Understanding Cyberbullying and Internet Safety

Cyberbullying is a form of harassment that takes place online using digital devices, including computers, smartphones, and tablets. It encompasses behaviors such as sending, posting, or sharing negative, harmful, false, or mean-spirited content about someone, with the intent of embarrassing, humiliating, or degrading them or someone else. This digital-age dilemma can occur through texting, mobile apps, social media, forums, or gaming platforms where users can view, participate in, or share content. The dangers of cyberbullying include its negative impact on the mental, emotional, and sometimes physical well-being of those targeted. Given the anonymity that the Internet offers, cyberbullying can be persistent, permanent, and hard to notice, making it especially insidious. Understanding and ensuring Internet safety is an important part of protecting individuals from the harmful effects of cyberbullying, preserving their mental health and dignity in the digital space.

Cyberbullying is a significant issue in today’s digital world, with serious implications for the mental and emotional health of individuals. By understanding its dynamics, recognizing the warning signs, and implementing strategies for prevention and intervention, we can work toward creating a safer online environment for everyone. Internet safety is not just about protecting personal information but also about safeguarding our emotional well-being against the harms of cyberbullying. Together, through education, awareness, and positive action, we can combat cyberbullying and promote a culture of respect and kindness online.

Cyberbullying Internet Safety


Cyberbullying Statistics

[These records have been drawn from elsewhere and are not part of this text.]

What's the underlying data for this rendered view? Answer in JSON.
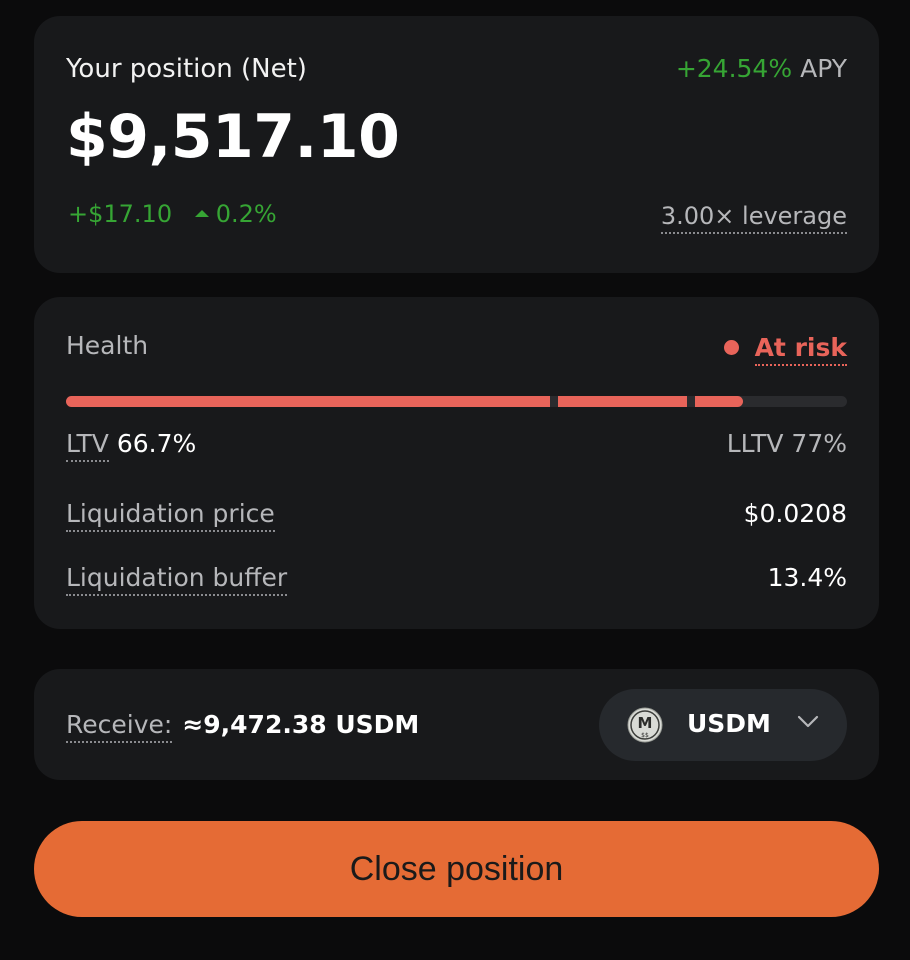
{
  "position": {
    "title": "Your position (Net)",
    "apy_value": "+24.54%",
    "apy_label": "APY",
    "net_value": "$9,517.10",
    "change_amount": "+$17.10",
    "change_percent": "0.2%",
    "leverage": "3.00× leverage"
  },
  "health": {
    "label": "Health",
    "status": "At risk",
    "ltv_label": "LTV",
    "ltv_value": "66.7%",
    "lltv": "LLTV 77%",
    "bar_fill_fraction": 0.867,
    "rows": [
      {
        "label": "Liquidation price",
        "value": "$0.0208"
      },
      {
        "label": "Liquidation buffer",
        "value": "13.4%"
      }
    ]
  },
  "receive": {
    "label": "Receive:",
    "amount": "≈9,472.38 USDM",
    "token": "USDM",
    "token_icon": "usdm-token-icon"
  },
  "actions": {
    "close_label": "Close position"
  },
  "colors": {
    "accent": "#e56b35",
    "positive": "#36a534",
    "risk": "#e8645a"
  }
}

A recent study by the Cyberbullying Research Center found that 55% of students surveyed, ranging in age from 13 to 17 years old, had experienced cyberbullying at some point. The same study suggested that girls are statistically more likely to be victims of cyberbullying, with approximately 10% more girls reporting that they had experienced cyberbullying than boys, although it affects all genders. Of those surveyed, one in five students also reported that cyberbullying had impacted them so negatively that they stayed home from school.

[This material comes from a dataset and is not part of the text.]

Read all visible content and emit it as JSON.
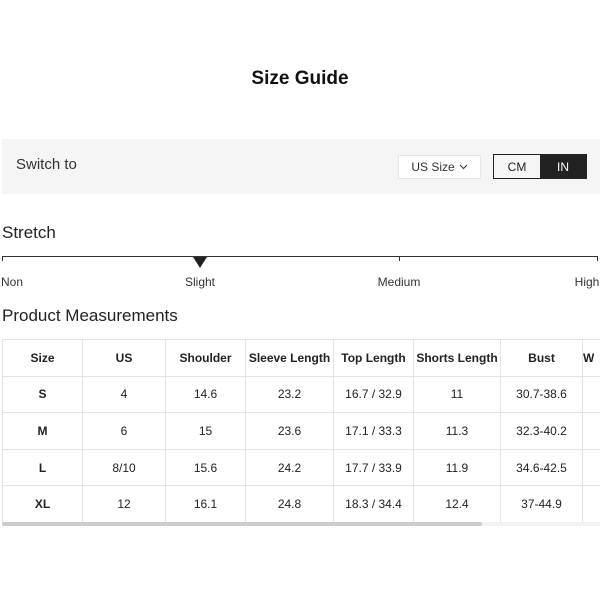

Another study by the Pew Research Center found a correlation between the amount of time that teens spend online and the likelihood of them experiencing cyberbullying. The less frequently teens were online, the less likely they were to experience cyberbullying. This seems like a logical correlation, but with many teens accessing social media websites and platforms through their mobile devices, parents and caregivers may find it difficult to accurately gauge how much time their teens are actually spending engaging with peers and social groups online.


Warning Signs of Cyberbullying

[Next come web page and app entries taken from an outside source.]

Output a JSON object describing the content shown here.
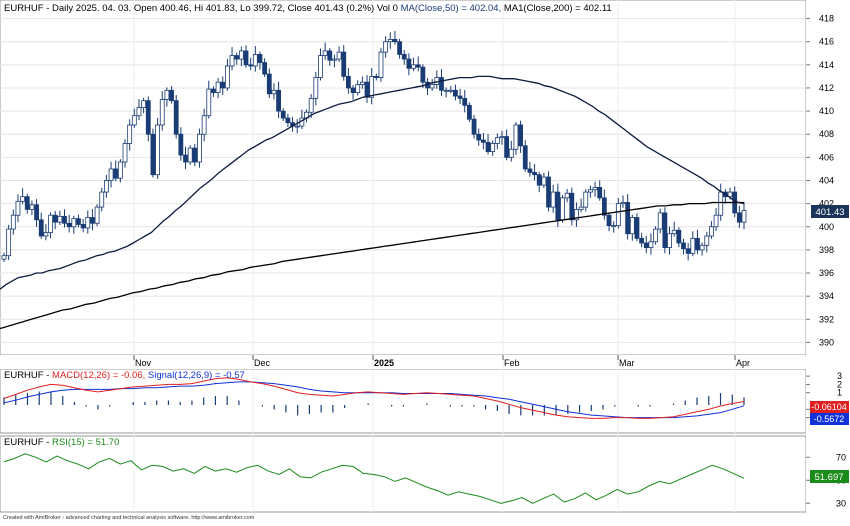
{
  "main": {
    "title_symbol": "EURHUF",
    "title_rest": " - Daily 2025. 04. 03. Open 400.46, Hi 401.83, Lo 399.72, Close 401.43 (0.2%) Vol 0",
    "title_ma50": "MA(Close,50) = 402.04,",
    "title_ma200": "MA1(Close,200) = 402.11",
    "price_badge": "401.43",
    "y_ticks": [
      "390",
      "392",
      "394",
      "396",
      "398",
      "400",
      "402",
      "404",
      "406",
      "408",
      "410",
      "412",
      "414",
      "416",
      "418"
    ],
    "x_labels": [
      "Nov",
      "Dec",
      "2025",
      "Feb",
      "Mar",
      "Apr"
    ]
  },
  "macd": {
    "title_symbol": "EURHUF",
    "title_macd": "MACD(12,26) = -0.06,",
    "title_signal": "Signal(12,26,9) = -0.57",
    "y_ticks": [
      "3",
      "2",
      "1",
      "-1",
      "-2"
    ],
    "badge_macd": "-0.06104",
    "badge_signal": "-0.5672"
  },
  "rsi": {
    "title_symbol": "EURHUF",
    "title_rsi": "RSI(15) = 51.70",
    "y_ticks": [
      "70",
      "50",
      "30"
    ],
    "badge": "51.697"
  },
  "footer": "Created with AmiBroker - advanced charting and technical analysis software. http://www.amibroker.com",
  "colors": {
    "up": "#ffffff",
    "down": "#1a3c74",
    "ma50": "#0d1b3d",
    "ma200": "#000000",
    "macd": "#e02020",
    "signal": "#1030d8",
    "rsi": "#1a8c1a",
    "badge": "#1a3559"
  },
  "chart_data": {
    "type": "candlestick",
    "symbol": "EURHUF",
    "ylim": [
      389,
      419
    ],
    "x_labels": [
      "Nov",
      "Dec",
      "2025",
      "Feb",
      "Mar",
      "Apr"
    ],
    "close": [
      397.5,
      399.8,
      401.0,
      402.2,
      402.6,
      401.5,
      401.9,
      400.6,
      399.2,
      399.5,
      401.0,
      400.4,
      400.9,
      400.3,
      400.0,
      400.7,
      400.2,
      399.9,
      400.8,
      400.3,
      401.7,
      403.0,
      404.0,
      405.0,
      404.2,
      405.6,
      407.2,
      408.8,
      409.6,
      410.3,
      410.9,
      408.0,
      404.5,
      408.8,
      411.0,
      411.8,
      410.9,
      408.0,
      406.2,
      405.6,
      406.8,
      405.6,
      408.0,
      409.6,
      411.9,
      411.6,
      412.5,
      412.0,
      413.9,
      414.8,
      414.5,
      415.2,
      414.0,
      413.9,
      414.9,
      414.2,
      413.2,
      411.5,
      411.8,
      410.0,
      409.4,
      409.0,
      408.7,
      408.7,
      409.4,
      409.9,
      411.1,
      412.9,
      414.8,
      415.2,
      414.4,
      414.5,
      415.1,
      413.0,
      412.0,
      411.6,
      412.3,
      412.5,
      411.2,
      413.0,
      412.9,
      415.1,
      416.0,
      416.2,
      416.0,
      414.9,
      414.5,
      413.7,
      414.0,
      413.8,
      412.5,
      412.0,
      412.3,
      412.9,
      411.8,
      411.8,
      411.8,
      411.3,
      411.1,
      410.5,
      409.3,
      408.0,
      407.5,
      407.3,
      406.5,
      407.2,
      407.7,
      407.8,
      406.0,
      406.7,
      408.8,
      407.0,
      405.0,
      404.7,
      404.5,
      403.6,
      404.3,
      401.7,
      403.0,
      400.6,
      402.5,
      402.9,
      400.6,
      401.5,
      401.7,
      403.0,
      403.2,
      403.4,
      402.5,
      401.0,
      400.1,
      400.1,
      402.0,
      402.1,
      399.4,
      400.8,
      399.0,
      398.6,
      398.2,
      398.7,
      399.8,
      401.2,
      398.2,
      399.4,
      399.7,
      398.6,
      398.1,
      397.7,
      399.0,
      398.0,
      398.4,
      399.2,
      400.0,
      401.0,
      403.0,
      402.6,
      403.0,
      401.2,
      400.4,
      401.4
    ],
    "ma50": [
      394.6,
      395.0,
      395.3,
      395.6,
      395.7,
      395.8,
      396.0,
      396.0,
      396.2,
      396.3,
      396.4,
      396.6,
      396.8,
      397.0,
      397.1,
      397.3,
      397.5,
      397.6,
      397.8,
      397.9,
      398.1,
      398.3,
      398.6,
      398.9,
      399.2,
      399.5,
      400.0,
      400.5,
      400.9,
      401.4,
      401.8,
      402.3,
      402.8,
      403.3,
      403.7,
      404.1,
      404.6,
      405.0,
      405.4,
      405.8,
      406.2,
      406.6,
      406.9,
      407.2,
      407.5,
      407.7,
      408.0,
      408.3,
      408.6,
      408.9,
      409.2,
      409.5,
      409.8,
      410.0,
      410.2,
      410.4,
      410.6,
      410.7,
      410.8,
      411.0,
      411.2,
      411.3,
      411.4,
      411.5,
      411.6,
      411.7,
      411.8,
      411.9,
      412.0,
      412.1,
      412.2,
      412.4,
      412.5,
      412.6,
      412.7,
      412.8,
      412.9,
      412.9,
      412.9,
      413.0,
      413.0,
      413.0,
      412.9,
      412.8,
      412.8,
      412.8,
      412.7,
      412.6,
      412.5,
      412.4,
      412.2,
      412.1,
      411.9,
      411.7,
      411.5,
      411.3,
      411.0,
      410.7,
      410.4,
      410.0,
      409.7,
      409.3,
      408.9,
      408.5,
      408.1,
      407.7,
      407.3,
      406.9,
      406.6,
      406.3,
      406.0,
      405.7,
      405.4,
      405.1,
      404.8,
      404.5,
      404.2,
      403.8,
      403.5,
      403.1,
      402.8,
      402.4,
      402.1,
      402.0
    ],
    "ma200": [
      391.2,
      391.4,
      391.6,
      391.8,
      392.0,
      392.2,
      392.4,
      392.6,
      392.8,
      392.9,
      393.1,
      393.3,
      393.4,
      393.6,
      393.8,
      393.9,
      394.1,
      394.3,
      394.4,
      394.6,
      394.7,
      394.9,
      395.0,
      395.2,
      395.3,
      395.5,
      395.6,
      395.8,
      395.9,
      396.1,
      396.2,
      396.3,
      396.5,
      396.6,
      396.7,
      396.8,
      397.0,
      397.1,
      397.2,
      397.3,
      397.4,
      397.5,
      397.6,
      397.7,
      397.8,
      397.9,
      398.0,
      398.1,
      398.2,
      398.3,
      398.4,
      398.5,
      398.6,
      398.7,
      398.8,
      398.9,
      399.0,
      399.1,
      399.2,
      399.3,
      399.4,
      399.5,
      399.6,
      399.7,
      399.8,
      399.9,
      400.0,
      400.1,
      400.2,
      400.3,
      400.4,
      400.5,
      400.6,
      400.7,
      400.8,
      400.9,
      401.0,
      401.1,
      401.2,
      401.3,
      401.4,
      401.5,
      401.6,
      401.7,
      401.8,
      401.8,
      401.9,
      401.9,
      402.0,
      402.0,
      402.0,
      402.1,
      402.1,
      402.1,
      402.1,
      402.1
    ],
    "macd": [
      0.3,
      0.8,
      1.3,
      1.7,
      2.0,
      1.9,
      1.6,
      1.3,
      1.1,
      1.3,
      1.5,
      1.7,
      1.8,
      1.9,
      2.0,
      2.0,
      2.1,
      2.4,
      2.7,
      2.8,
      2.6,
      2.3,
      2.1,
      1.8,
      1.4,
      1.0,
      0.8,
      0.7,
      0.6,
      0.8,
      1.0,
      1.1,
      1.0,
      0.9,
      0.8,
      0.9,
      1.0,
      0.9,
      0.8,
      0.7,
      0.6,
      0.3,
      0.0,
      -0.4,
      -0.8,
      -1.1,
      -1.4,
      -1.7,
      -1.9,
      -2.0,
      -2.1,
      -2.1,
      -2.0,
      -2.0,
      -2.1,
      -2.1,
      -2.0,
      -1.9,
      -1.6,
      -1.3,
      -1.0,
      -0.6,
      -0.3,
      -0.06
    ],
    "signal": [
      -0.2,
      0.1,
      0.5,
      0.8,
      1.1,
      1.3,
      1.4,
      1.4,
      1.4,
      1.4,
      1.5,
      1.5,
      1.6,
      1.6,
      1.7,
      1.8,
      1.8,
      1.9,
      2.1,
      2.2,
      2.3,
      2.3,
      2.2,
      2.1,
      1.9,
      1.7,
      1.4,
      1.2,
      1.1,
      1.0,
      1.0,
      1.0,
      1.0,
      1.0,
      0.9,
      0.9,
      0.9,
      0.9,
      0.9,
      0.8,
      0.7,
      0.6,
      0.4,
      0.2,
      -0.1,
      -0.4,
      -0.7,
      -1.0,
      -1.3,
      -1.5,
      -1.7,
      -1.8,
      -1.9,
      -2.0,
      -2.0,
      -2.0,
      -2.0,
      -2.0,
      -1.9,
      -1.8,
      -1.6,
      -1.4,
      -1.0,
      -0.57
    ],
    "rsi": [
      66,
      69,
      73,
      70,
      66,
      71,
      67,
      64,
      60,
      66,
      69,
      64,
      67,
      59,
      63,
      62,
      58,
      60,
      56,
      62,
      58,
      60,
      57,
      61,
      63,
      58,
      55,
      60,
      53,
      52,
      57,
      60,
      63,
      62,
      56,
      55,
      53,
      49,
      52,
      48,
      44,
      41,
      37,
      40,
      38,
      36,
      33,
      30,
      32,
      35,
      30,
      34,
      38,
      31,
      34,
      39,
      33,
      37,
      42,
      38,
      40,
      45,
      49,
      47,
      51,
      55,
      59,
      63,
      60,
      56,
      51.7
    ],
    "rsi_ylim": [
      25,
      85
    ]
  }
}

The anonymity of the Internet allows cyberbullies to mask their identities, making it easier for them to perpetrate bullying without immediate consequences. Identifying cyberbullying can be challenging, so it is important to be on the lookout for the warning signs of cyberbullying. Warning signs may include:

  • Changes in mood or behavior, such as being visibly upset or distressed after using the Internet

  • A new reluctance toward or increased disinterest in using a computer or smartphone

  • Withdrawing from family and friends

  • Feelings of fear or hesitation related to going to school

  • An unusual decline in academic performance

  • A disinterest in participating in social activities or spending time with peer groups

Being vigilant about these changes is crucial for parents, guardians, and educators who hope to intervene in a timely manner and provide the necessary support.


Effects of Cyberbullying

The effects of cyberbullying can be profound and far-reaching. Victims of cyberbullying may experience significant emotional distress that could contribute to feelings of anxiety, depression, and even suicidal ideation. The 24/7 accessibility that the Internet provides those participating in cyberbullying, paired with the anonymity it allows and its public nature, can exacerbate a victim’s feelings of shame, isolation, and worthlessness. These feelings color one’s self-perception and negatively impact many different aspects of life. Academic performance can suffer, and in some cases, there may be a notable withdrawal from social interactions, both online and in the real world. It’s critical to recognize these impacts and take them seriously, as they can have lasting effects on a person’s mental health and well-being.


Cyberbullying Prevention and General Internet Safety

Preventing cyberbullying and ensuring Internet safety requires a multifaceted approach. Early education is key; children and teens need to be taught about the consequences of cyberbullying and how to navigate the Internet safely. This includes understanding online privacy, thinking critically about what they share online, and knowing how to use privacy settings and report cyberbullying and abuse. Encouraging open communication is essential; children who feel comfortable discussing their online experiences with adults may be more likely to report cyberbullying and online threats to their personal safety if they are confident that help is available and will be provided. Promoting kindness and empathy online can help create a more positive digital environment. Talking with children and teens about the positive aspects of social media platforms and helping them to find areas of the Web that are uplifting can help them to distinguish between platforms and social media interactions that tear them down rather than build them and their peer group up.

For adults, monitoring and guiding Internet use, without infringing on privacy, can help prevent exposure to cyberbullying. In cases where cyberbullying occurs, it’s important to document the abuse, report it to the relevant platforms, and seek professional help if necessary.